Romans 5:8 “But God shows his love for us in that while we were still sinners, Christ died for us.”
Our heavenly Father has offered us grace more times than we can count and I can guarantee you that we definitely don’t deserve His eternal patience and mercy. So if you are a follower of Christ it would make sense that to bestow onto others the same grace that God has offered you.
I am by no means suggesting that this is an easy task. It takes deep discipline, heavy prayer, serious humility, and probably some tears (I’m a cryer, what can I say?), but in the end it will soften your heart and help you move from rejection to recovery.
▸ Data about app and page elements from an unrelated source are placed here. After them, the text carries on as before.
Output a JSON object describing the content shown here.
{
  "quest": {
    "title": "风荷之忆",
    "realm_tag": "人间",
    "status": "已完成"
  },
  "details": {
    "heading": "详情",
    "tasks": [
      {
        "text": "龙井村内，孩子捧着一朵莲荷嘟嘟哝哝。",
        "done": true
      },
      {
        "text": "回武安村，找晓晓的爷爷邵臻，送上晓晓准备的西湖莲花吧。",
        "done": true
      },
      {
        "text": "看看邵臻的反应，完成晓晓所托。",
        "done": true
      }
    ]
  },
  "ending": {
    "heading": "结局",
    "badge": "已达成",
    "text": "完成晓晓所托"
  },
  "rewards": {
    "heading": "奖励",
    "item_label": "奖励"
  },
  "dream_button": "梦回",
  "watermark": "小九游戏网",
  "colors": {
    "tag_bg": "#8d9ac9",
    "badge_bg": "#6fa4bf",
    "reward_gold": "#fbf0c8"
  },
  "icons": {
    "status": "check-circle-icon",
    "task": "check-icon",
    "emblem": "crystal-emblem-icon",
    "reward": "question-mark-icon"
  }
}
Remember, my dear friend that while rejection is never an easy thing for anyone (single or otherwise) to go through, there are ways to cope with the burn to your ego and the stab to your heart. Allow God to draw you closer through this ordeal and make sure that you give Him the ultimate control as He emphasizes your true value through your positive attributes. Allow your fellow believers to speak His truth to your heart and mind which will help you to truly forgive the other person and move on to bigger and better things. Remember that while we have free will to treat each other well or poorly, God is ultimately the one in control and He will always use everything (good or bad) to His glory! Jeremiah 29:11 reminds us that “‘For I know the plans I have for you,’ declares the LORD ‘plans to prosper you and not to harm you, plans to give you hope and a future.’” So allow God to usher you into a new beginning where His plans for hope and a future are waiting.